Columbia professor of economics and statistics and NBER researcher Frederick C. Mills was sent the following invitation to visit an open-house at Columbia’s Watson Scientific Computing Laboratory followed by a dinner in honor of Thomas J. Watson (IBM) that was to take place April 20, 1948.
From time to time I like to add a little budgetary detail. For the year 1911-12 assistant professor Robert E. Chaddock’s salary was $2500 (the top professor salary in economics, $6000, went to Henry R. Seager). Today’s post is a request for $500 of additional funds for the 1911-12 budget for the statistical laboratory run
__________________________ One detects George Stigler’s style in the justification below for the purchase of two pieces of calculating equipment for the use of economics faculty at Columbia in 1948: “…the economist requires more than a library, a pen, a desk, and possibly a crystal-ball to prosecute his studies. He requires empirical material, lots of it,

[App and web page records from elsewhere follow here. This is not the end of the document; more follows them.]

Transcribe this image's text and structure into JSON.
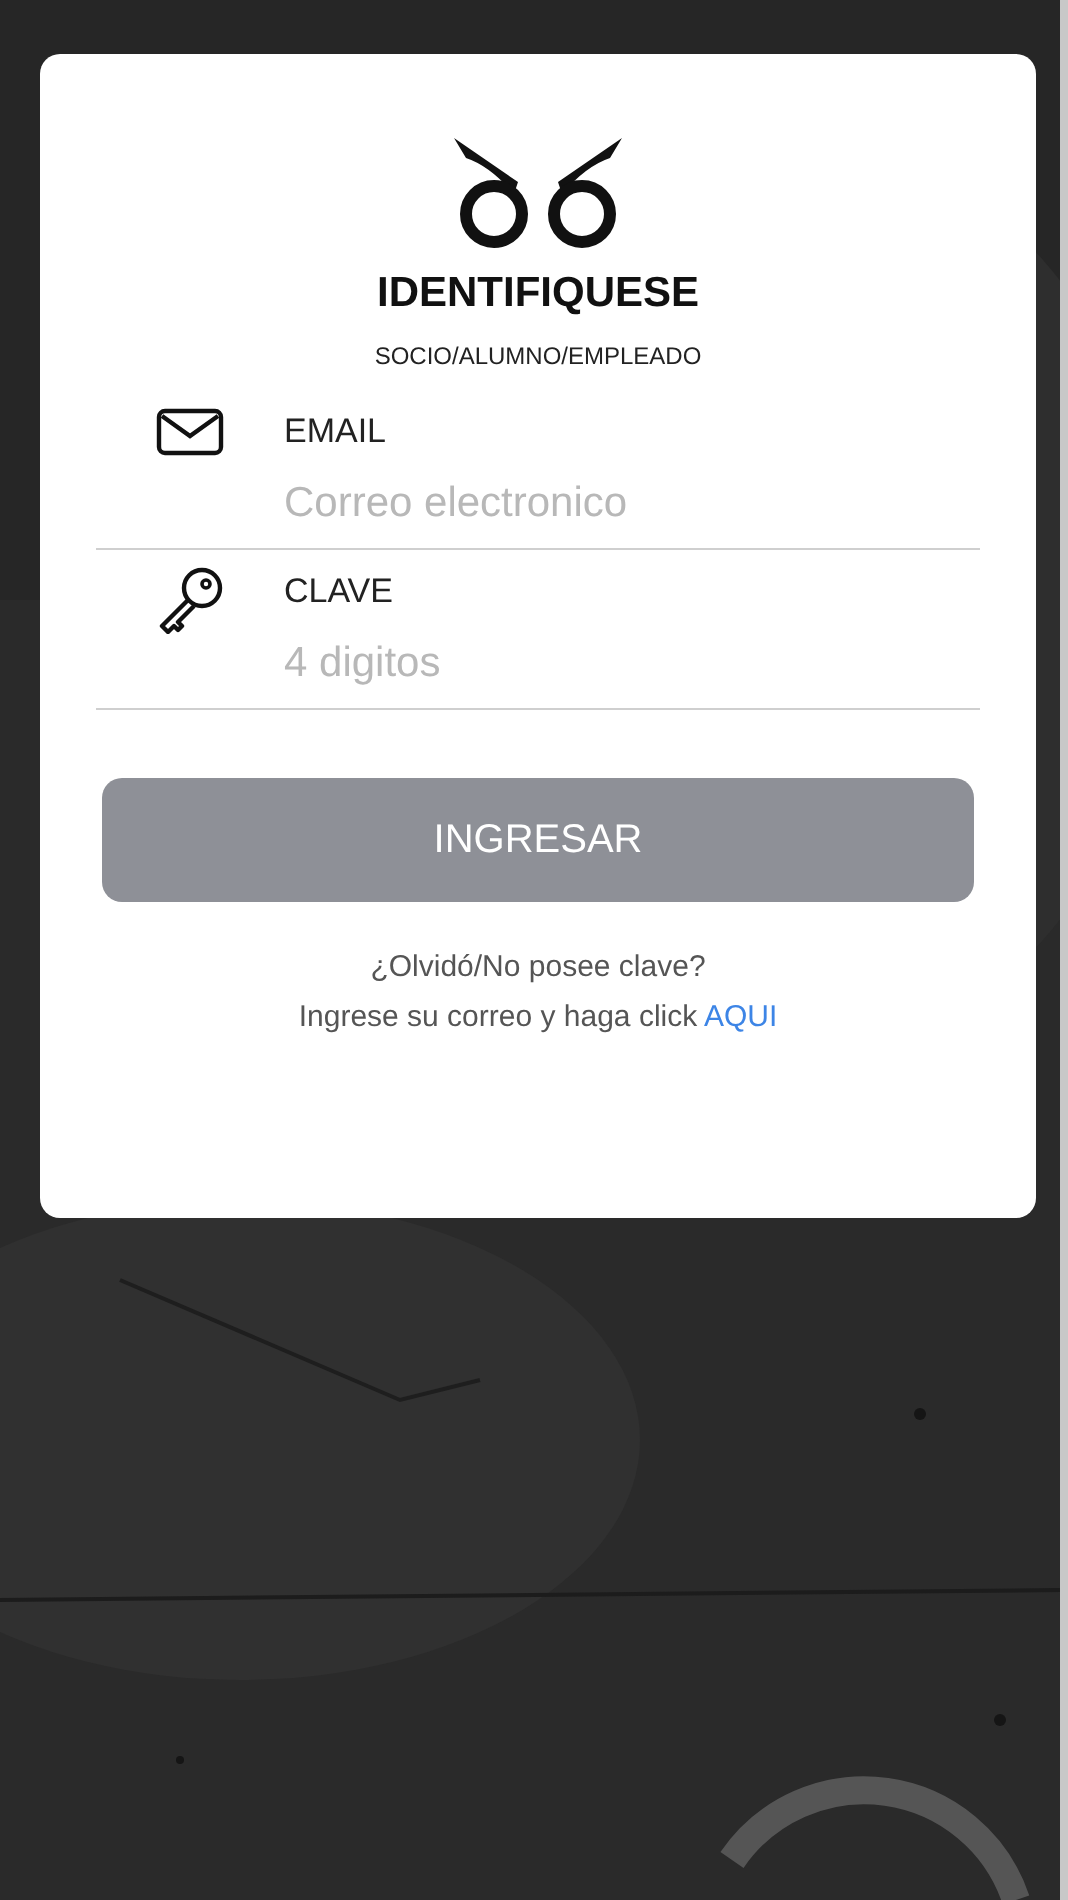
{
  "login": {
    "title": "IDENTIFIQUESE",
    "subtitle": "SOCIO/ALUMNO/EMPLEADO",
    "fields": [
      {
        "kind": "email",
        "label": "EMAIL",
        "placeholder": "Correo electronico"
      },
      {
        "kind": "key",
        "label": "CLAVE",
        "placeholder": "4 digitos"
      }
    ],
    "button": {
      "label": "INGRESAR",
      "disabled": true
    },
    "help_lines": [
      "¿Olvidó/No posee clave?",
      "Ingrese su correo y haga click"
    ],
    "help_link": "AQUI"
  }
}
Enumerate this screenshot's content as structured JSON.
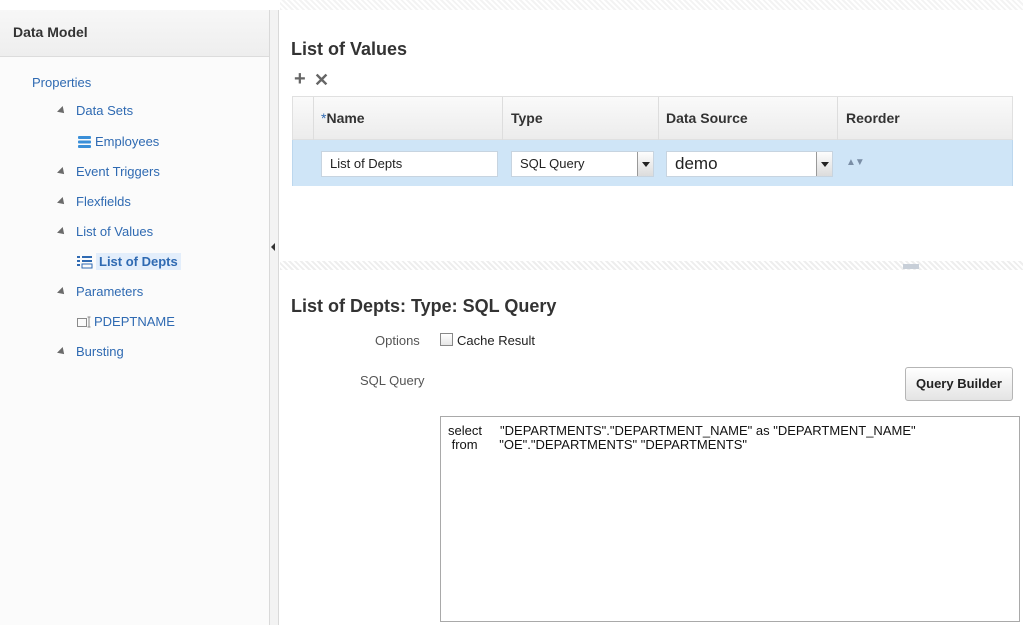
{
  "left_panel": {
    "title": "Data Model",
    "properties": "Properties",
    "data_sets": "Data Sets",
    "employees": "Employees",
    "event_triggers": "Event Triggers",
    "flexfields": "Flexfields",
    "list_of_values": "List of Values",
    "list_of_depts": "List of Depts",
    "parameters": "Parameters",
    "pdeptname": "PDEPTNAME",
    "bursting": "Bursting"
  },
  "lov": {
    "title": "List of Values",
    "add_icon": "+",
    "delete_icon": "✕",
    "columns": {
      "name_required": "*",
      "name": "Name",
      "type": "Type",
      "data_source": "Data Source",
      "reorder": "Reorder"
    },
    "row": {
      "name": "List of Depts",
      "type": "SQL Query",
      "data_source": "demo",
      "reorder": "▲▼"
    }
  },
  "detail": {
    "title": "List of Depts: Type: SQL Query",
    "options_label": "Options",
    "cache_result_label": "Cache Result",
    "cache_result_checked": false,
    "sql_query_label": "SQL Query",
    "query_builder_label": "Query Builder",
    "sql_text": "select     \"DEPARTMENTS\".\"DEPARTMENT_NAME\" as \"DEPARTMENT_NAME\"\n from      \"OE\".\"DEPARTMENTS\" \"DEPARTMENTS\""
  },
  "colors": {
    "link": "#2f6ab2",
    "selected_row": "#cfe5f7"
  }
}
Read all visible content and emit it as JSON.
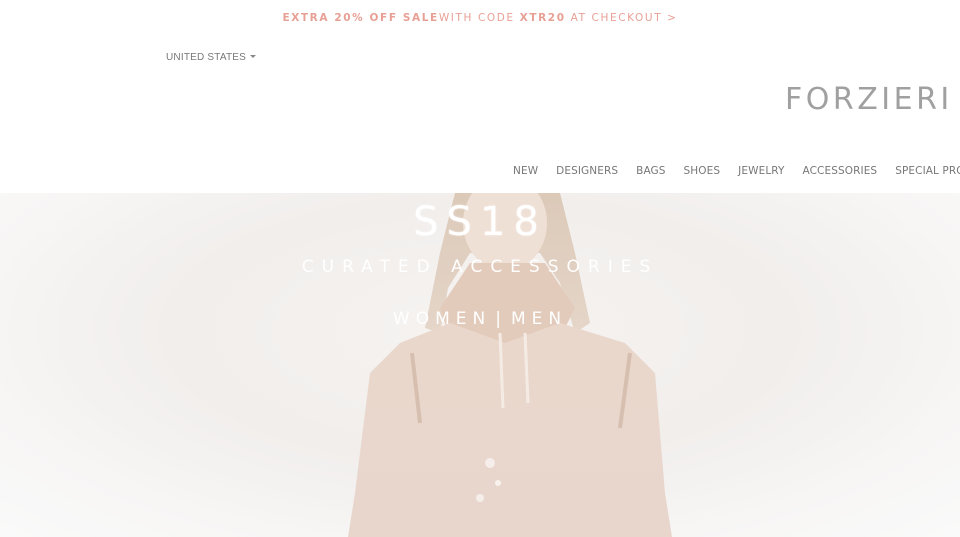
{
  "promo": {
    "bold_prefix": "EXTRA 20% OFF SALE",
    "mid_text": "WITH CODE",
    "code": "XTR20",
    "suffix": "AT CHECKOUT >"
  },
  "header": {
    "country": "UNITED STATES",
    "logo": "FORZIERI"
  },
  "nav": {
    "items": [
      "NEW",
      "DESIGNERS",
      "BAGS",
      "SHOES",
      "JEWELRY",
      "ACCESSORIES",
      "SPECIAL PROJECTS"
    ]
  },
  "hero": {
    "season": "SS18",
    "subtitle": "CURATED ACCESSORIES",
    "link_women": "WOMEN",
    "separator": "|",
    "link_men": "MEN"
  },
  "colors": {
    "promo_text": "#e8a095",
    "logo": "#a0a0a0",
    "nav_text": "#777777",
    "hero_text": "#ffffff"
  }
}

Here is an item to file away under the cost of computing. Henry Schultz, the young hot-shot professor for mathematical economics and statistics wanted a fully-automatic Monroe calculator with an electric motor drive (pictured above). With discounts, the calculator and stand cost $631. To get a relative price (in a hurry), I note that the